PUBLISHED : Monday, 31 March, 2014, 4:09am
UPDATED : Monday, 31 March, 2014, 4:09am

Michelle Obama and Peng Liyuan, first ladies of substance

Alice Wu says Michelle Obama and Peng Liyuan both showed, during their meeting, that they are more than just the wives of powerful men


Alice Wu fell down the rabbit hole of politics aged 12, when she ran her first election campaign. She has been writing about local politics and current affairs for the Post since 2008. Alice's daily needs include her journals, books, a multi-coloured pen and several lattes.

When two women with supreme star power at home and abroad - who also happen to be first ladies - meet, there's bound to be a lot of star-gazing. The Huffington Post called it the "fashion showdown". Fashion is, of course, important, and neither Michelle Obama nor Peng Liyuan would claim otherwise. Both were largely praised for their fashion choices during Obama's recent trip to China. But, for all the focus on what Obama wore, have we paid enough attention to what she actually did in just a week? Perhaps not, and that's unfortunate.
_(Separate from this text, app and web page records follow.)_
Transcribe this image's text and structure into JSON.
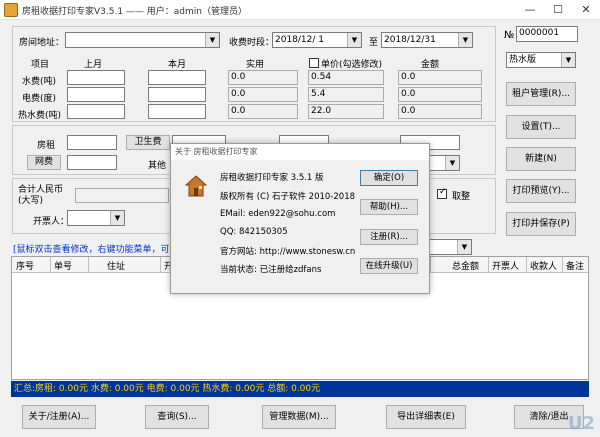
{
  "window": {
    "title": "房租收据打印专家V3.5.1 —— 用户：admin（管理员）",
    "minimize": "—",
    "maximize": "☐",
    "close": "✕"
  },
  "form": {
    "room_label": "房间地址：",
    "room_value": "",
    "period_label": "收费时段：",
    "date_from": "2018/12/ 1",
    "to_label": "至",
    "date_to": "2018/12/31",
    "no_label": "№",
    "no_value": "0000001",
    "headers": {
      "item": "项目",
      "last_month": "上月",
      "this_month": "本月",
      "actual": "实用",
      "unit_price_check": "单价(勾选修改)",
      "amount": "金额"
    },
    "rows": [
      {
        "label": "水费(吨)",
        "last": "",
        "current": "",
        "actual": "0.0",
        "price": "0.54",
        "amount": "0.0"
      },
      {
        "label": "电费(度)",
        "last": "",
        "current": "",
        "actual": "0.0",
        "price": "5.4",
        "amount": "0.0"
      },
      {
        "label": "热水费(吨)",
        "last": "",
        "current": "",
        "actual": "0.0",
        "price": "22.0",
        "amount": "0.0"
      }
    ],
    "fees": {
      "rent_label": "房租",
      "sanitation_label": "卫生费",
      "network_label": "网费",
      "other_label": "其他"
    },
    "total_rmb_label": "合计人民币\n(大写)",
    "round_label": "取整",
    "drawer_label": "开票人：",
    "hint": "[鼠标双击查看修改，右键功能菜单，可按住"
  },
  "right_panel": {
    "type_select": "热水版",
    "buttons": [
      "租户管理(R)...",
      "设置(T)...",
      "新建(N)",
      "打印预览(Y)...",
      "打印并保存(P)"
    ]
  },
  "grid": {
    "columns": [
      "序号",
      "单号",
      "住址",
      "开票",
      "总金额",
      "开票人",
      "收款人",
      "备注"
    ],
    "summary": "汇总:房租: 0.00元  水费: 0.00元  电费: 0.00元  热水费: 0.00元  总额: 0.00元"
  },
  "bottom_buttons": [
    "关于/注册(A)...",
    "查询(S)...",
    "管理数据(M)...",
    "导出详细表(E)",
    "清除/退出"
  ],
  "dialog": {
    "title": "关于 房租收据打印专家",
    "lines": [
      "房租收据打印专家 3.5.1 版",
      "版权所有 (C) 石子软件 2010-2018",
      "EMail:  eden922@sohu.com",
      "QQ:  842150305",
      "官方网站: http://www.stonesw.cn",
      "当前状态: 已注册给zdfans"
    ],
    "buttons": [
      "确定(O)",
      "帮助(H)...",
      "注册(R)...",
      "在线升级(U)"
    ]
  },
  "watermark": "U2"
}
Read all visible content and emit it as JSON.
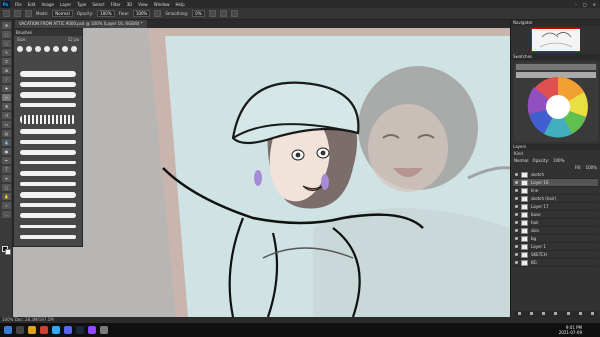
{
  "app": {
    "logo_text": "Ps"
  },
  "menu": [
    "File",
    "Edit",
    "Image",
    "Layer",
    "Type",
    "Select",
    "Filter",
    "3D",
    "View",
    "Window",
    "Help"
  ],
  "window_controls": [
    "–",
    "□",
    "✕"
  ],
  "options": {
    "mode_label": "Mode:",
    "mode_value": "Normal",
    "opacity_label": "Opacity:",
    "opacity_value": "100%",
    "flow_label": "Flow:",
    "flow_value": "100%",
    "smoothing_label": "Smoothing:",
    "smoothing_value": "0%"
  },
  "document_tab": {
    "title": "VACATION FROM ATTIC 9000.psd @ 100% (Layer 16, RGB/8) *"
  },
  "brushes_panel": {
    "title": "Brushes",
    "size_label": "Size:",
    "size_value": "12 px"
  },
  "navigator": {
    "title": "Navigator"
  },
  "swatches": {
    "title": "Swatches"
  },
  "layers_panel": {
    "title": "Layers",
    "kind_label": "Kind",
    "blend_mode": "Normal",
    "opacity_label": "Opacity:",
    "opacity_value": "100%",
    "fill_label": "Fill:",
    "fill_value": "100%",
    "layers": [
      "sketch",
      "Layer 16",
      "line",
      "sketch (hair)",
      "Layer 17",
      "base",
      "hair",
      "skin",
      "bg",
      "Layer 1",
      "SKETCH",
      "BG"
    ]
  },
  "status": {
    "text": "100%    Doc: 28.3M/197.1M"
  },
  "taskbar": {
    "time": "9:01 PM",
    "date": "2021-07-09"
  },
  "colors": {
    "canvas_bg": "#cfe3e4",
    "frame": "#c9b5ae",
    "accent": "#31a8ff"
  }
}
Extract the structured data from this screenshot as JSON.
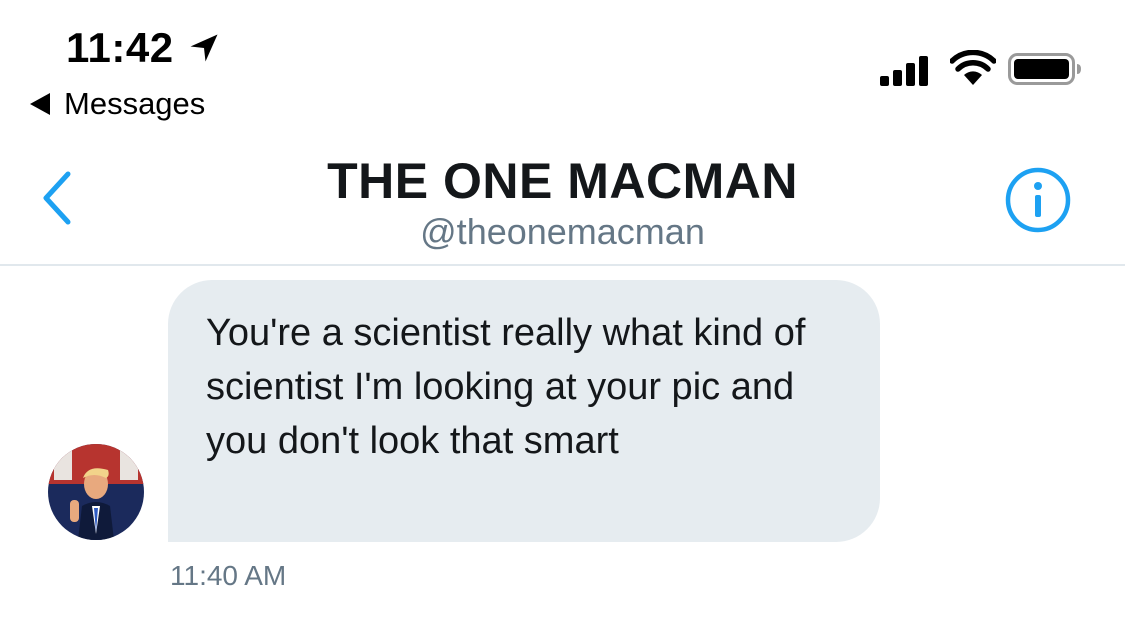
{
  "status_bar": {
    "time": "11:42",
    "back_app_label": "Messages",
    "icons": [
      "location-arrow-icon",
      "signal-icon",
      "wifi-icon",
      "battery-icon"
    ]
  },
  "header": {
    "title": "THE ONE MACMAN",
    "handle": "@theonemacman",
    "back_icon": "chevron-left-icon",
    "info_icon": "info-icon"
  },
  "conversation": {
    "message": {
      "text": "You're a scientist really what kind of scientist I'm looking at your pic and you don't look that smart",
      "timestamp": "11:40 AM"
    }
  },
  "colors": {
    "accent": "#1da1f2",
    "bubble_bg": "#e6ecf0",
    "secondary_text": "#657786",
    "divider": "#e1e8ed"
  }
}
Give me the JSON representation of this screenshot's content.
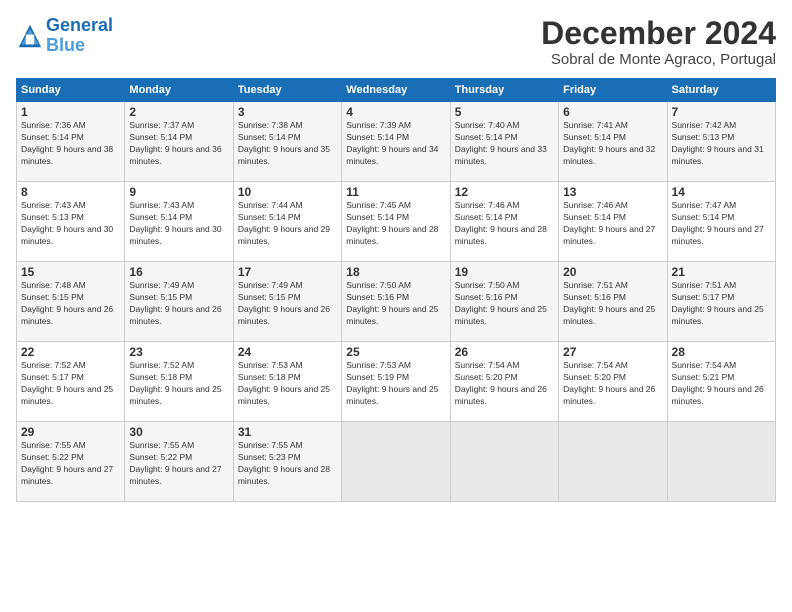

If we stop viewing this monumental visit as if flicking through a glossy fashion magazine, we would notice that Obama pulled off, in US professor Tom Plate's words, "a diplomatic coup". As well as not making any fashion faux pas, Obama managed to avoid any political or diplomatic missteps.

On top of offering the world photo-ops, she built on the common ground found in the importance of education and communicated American values of personal freedoms by sharing with people from the world's most populous nation her personal stories of struggles and triumph. She didn't lecture, but yet, she didn't sell her country short. She was a gracious guest and her hosts returned that graciousness with the rare response of not slamming her.

Peng performed nothing short of a miracle herself. Just as Obama conveyed her nation's message in a perfectly nuanced way, so did Peng. While Obama adorned herself in an all-American wardrobe, Peng conveyed the epitome of Chinese values and traditions in four characters, in her own brush strokes.

The aphorism that encapsulates the 25 virtues found in the I Ching that Peng wrote during her and her guest's calligraphy class was more than a gimmicky photo-op. The way she channelled the I Ching virtues in calligraphy may not be the sort of flair the Western world is used to, but she did exactly the same as her counterpart. Her message - a lot more subtle perhaps - was not lost. Those virtues - including compliment, respect, humility, generosity and appreciation - that she wrote with brush and ink were exactly the virtues Obama took very thoughtful care in displaying.

Obama redefined the role of US first lady in being the first one to visit China independently. Peng, perhaps even more significantly, redefined the role of the Chinese first lady. No longer unseen and unheard, Peng was a successful official host, a historical first. There's significance in the quiet way these two women delivered their messages and there's significance in the way they are redefining their roles as the wives of the world's most powerful men.

These two ladies need to be recognised, not for their fashion sense, but for their political and common sense. Both pushed the boundaries, but took care not to offend others. These ladies offer more than high fashion. Letting their actions do the talking, together with their mastery of subtlety and nuance, may be just the sort of "high diplomacy" the rest of the world needs.

Alice Wu is a political consultant and a former associate director of the Asia Pacific Media Network at UCLA


Send to a friend

To forward this article using your default email client (e.g. Outlook), click here.

Enter multiple addresses separated by commas(,)

This question is for testing whether or not you are a human visitor and to prevent automated spam submissions.
Enter the characters shown in the image.